Friends and relatives with kind intentions don’t know what to say, but they feel they must say something to support you. They fall back on cliches, such as, “Whenever a door closes, another opens” or “It’s a chance to start something new.” Who can blame them? The only way people cope with endings is to imagine a post-ending, like an afterlife.
After the shock comes the hurt, then the anger
I had a good run at Grays Harbor Historical Seaport. I was sacked on October 20, only days after my ninth anniversary with the company. Funding issues, the boss said, though we both know that a layoff is like a complex piece of music. It has overtones and undertones as well as a melody. It’s a tactic within a strategy.
After the shock comes the hurt, then the anger, then the suppression of anger as you pack up and leave. The storm had been building for months, but when I got the news, it broke over me like an abrupt squall. I thought I’d have time to find shelter. My boss wrote me a nice recommendation letter to cushion the impact.
I was prepared in part. Responding to hints that things weren’t going my way, I had applied to other companies for months in hopes of avoiding the ax. The strategy failed, but I can adapt to the new circumstances.

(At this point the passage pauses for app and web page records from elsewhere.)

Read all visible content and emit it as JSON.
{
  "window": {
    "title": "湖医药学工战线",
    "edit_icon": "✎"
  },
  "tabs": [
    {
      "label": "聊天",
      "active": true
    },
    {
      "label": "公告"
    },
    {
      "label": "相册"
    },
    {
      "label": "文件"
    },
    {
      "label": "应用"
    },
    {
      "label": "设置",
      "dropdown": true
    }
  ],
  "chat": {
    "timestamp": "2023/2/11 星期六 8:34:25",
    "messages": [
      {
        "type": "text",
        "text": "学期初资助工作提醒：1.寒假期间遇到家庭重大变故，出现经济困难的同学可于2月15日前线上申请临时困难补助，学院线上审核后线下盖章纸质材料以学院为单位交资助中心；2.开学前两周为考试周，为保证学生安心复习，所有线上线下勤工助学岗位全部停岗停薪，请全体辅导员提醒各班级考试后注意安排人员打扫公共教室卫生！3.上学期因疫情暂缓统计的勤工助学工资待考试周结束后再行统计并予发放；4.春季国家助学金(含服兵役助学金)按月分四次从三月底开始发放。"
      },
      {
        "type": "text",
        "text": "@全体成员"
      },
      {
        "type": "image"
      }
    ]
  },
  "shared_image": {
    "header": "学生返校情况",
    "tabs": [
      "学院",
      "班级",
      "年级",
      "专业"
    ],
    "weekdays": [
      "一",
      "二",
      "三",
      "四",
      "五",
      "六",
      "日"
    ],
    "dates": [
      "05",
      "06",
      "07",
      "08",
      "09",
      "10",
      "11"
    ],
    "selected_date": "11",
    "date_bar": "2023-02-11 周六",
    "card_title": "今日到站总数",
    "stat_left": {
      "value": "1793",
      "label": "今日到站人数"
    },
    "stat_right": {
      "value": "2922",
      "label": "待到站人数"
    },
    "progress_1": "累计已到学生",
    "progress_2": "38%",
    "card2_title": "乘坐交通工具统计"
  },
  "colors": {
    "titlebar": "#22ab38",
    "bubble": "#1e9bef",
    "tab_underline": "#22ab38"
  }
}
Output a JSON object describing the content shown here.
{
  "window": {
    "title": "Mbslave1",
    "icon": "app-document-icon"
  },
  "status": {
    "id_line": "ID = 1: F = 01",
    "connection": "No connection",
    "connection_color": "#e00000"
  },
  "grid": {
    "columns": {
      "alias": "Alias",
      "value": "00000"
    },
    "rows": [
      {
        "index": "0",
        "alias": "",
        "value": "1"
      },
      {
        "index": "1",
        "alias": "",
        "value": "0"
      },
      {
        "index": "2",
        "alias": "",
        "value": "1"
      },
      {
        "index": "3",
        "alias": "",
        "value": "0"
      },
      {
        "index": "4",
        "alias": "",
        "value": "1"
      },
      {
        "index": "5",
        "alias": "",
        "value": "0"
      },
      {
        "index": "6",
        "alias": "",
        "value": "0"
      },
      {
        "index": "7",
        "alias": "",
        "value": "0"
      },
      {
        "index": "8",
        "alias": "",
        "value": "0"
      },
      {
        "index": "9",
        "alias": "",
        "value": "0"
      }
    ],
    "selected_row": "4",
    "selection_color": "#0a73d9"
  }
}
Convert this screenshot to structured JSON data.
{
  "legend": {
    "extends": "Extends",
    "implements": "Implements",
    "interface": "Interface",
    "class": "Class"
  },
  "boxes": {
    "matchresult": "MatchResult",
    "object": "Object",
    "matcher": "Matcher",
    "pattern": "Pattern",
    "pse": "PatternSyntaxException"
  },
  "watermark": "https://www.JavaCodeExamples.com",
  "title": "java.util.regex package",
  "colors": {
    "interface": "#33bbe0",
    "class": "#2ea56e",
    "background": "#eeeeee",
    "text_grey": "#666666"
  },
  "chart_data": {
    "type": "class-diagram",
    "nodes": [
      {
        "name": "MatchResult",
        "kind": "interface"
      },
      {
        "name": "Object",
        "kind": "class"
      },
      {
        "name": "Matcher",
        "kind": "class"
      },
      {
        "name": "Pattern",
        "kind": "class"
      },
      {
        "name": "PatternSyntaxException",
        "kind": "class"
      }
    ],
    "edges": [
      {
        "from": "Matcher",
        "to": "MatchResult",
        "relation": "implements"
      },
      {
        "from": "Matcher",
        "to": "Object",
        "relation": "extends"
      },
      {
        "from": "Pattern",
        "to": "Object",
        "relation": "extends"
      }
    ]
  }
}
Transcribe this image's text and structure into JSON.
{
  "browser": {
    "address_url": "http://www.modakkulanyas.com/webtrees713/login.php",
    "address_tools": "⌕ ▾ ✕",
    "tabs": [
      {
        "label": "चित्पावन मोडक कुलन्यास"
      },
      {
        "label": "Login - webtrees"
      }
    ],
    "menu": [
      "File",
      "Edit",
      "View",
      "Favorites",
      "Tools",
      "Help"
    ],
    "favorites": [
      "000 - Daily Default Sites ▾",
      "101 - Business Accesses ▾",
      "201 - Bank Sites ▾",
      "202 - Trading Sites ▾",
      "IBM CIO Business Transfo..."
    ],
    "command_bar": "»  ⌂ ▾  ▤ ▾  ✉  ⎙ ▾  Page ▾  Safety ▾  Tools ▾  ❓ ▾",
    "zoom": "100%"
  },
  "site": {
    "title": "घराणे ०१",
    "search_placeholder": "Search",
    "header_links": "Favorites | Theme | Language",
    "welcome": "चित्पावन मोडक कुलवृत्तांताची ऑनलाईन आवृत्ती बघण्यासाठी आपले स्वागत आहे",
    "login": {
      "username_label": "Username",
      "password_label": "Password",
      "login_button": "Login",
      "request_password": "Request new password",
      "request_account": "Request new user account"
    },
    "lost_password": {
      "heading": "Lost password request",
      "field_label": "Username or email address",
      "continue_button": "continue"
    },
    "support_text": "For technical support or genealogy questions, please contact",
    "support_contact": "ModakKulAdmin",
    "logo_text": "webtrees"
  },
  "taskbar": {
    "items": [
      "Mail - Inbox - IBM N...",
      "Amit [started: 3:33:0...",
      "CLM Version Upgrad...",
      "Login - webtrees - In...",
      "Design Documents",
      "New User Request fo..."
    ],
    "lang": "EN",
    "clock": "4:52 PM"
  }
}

I wrote to my contacts and posted on social media my goal to find a position with these kinds of titles: Communications Specialist, Communications Manager, Communications Associate, Social Media Manager, Content Producer, Content Editor, Media Relations Manager, and similar. If you have any contacts, ideas, or know of open positions, email me. You can also see my background in details at LinkedIn.
You’ve probably noticed the tone of this post. It isn’t all bubbly and upbeat, as if it were a news release written by a publicist. To be sure, I’m optimistic. I’ll find something. I would fail as a writer, however, if I weren’t honest and authentic. Getting laid off sucks, and I’m not going to pretend that everything will be A-OK in two shakes of a lamb’s tail. One burden is lifted, and another replaces it.
Sometimes a door closes, and that’s it, at least in the short term. At this point, I’m knocking on a dozen doors, hoping and praying that one will not only open, but that I’ll be invited in.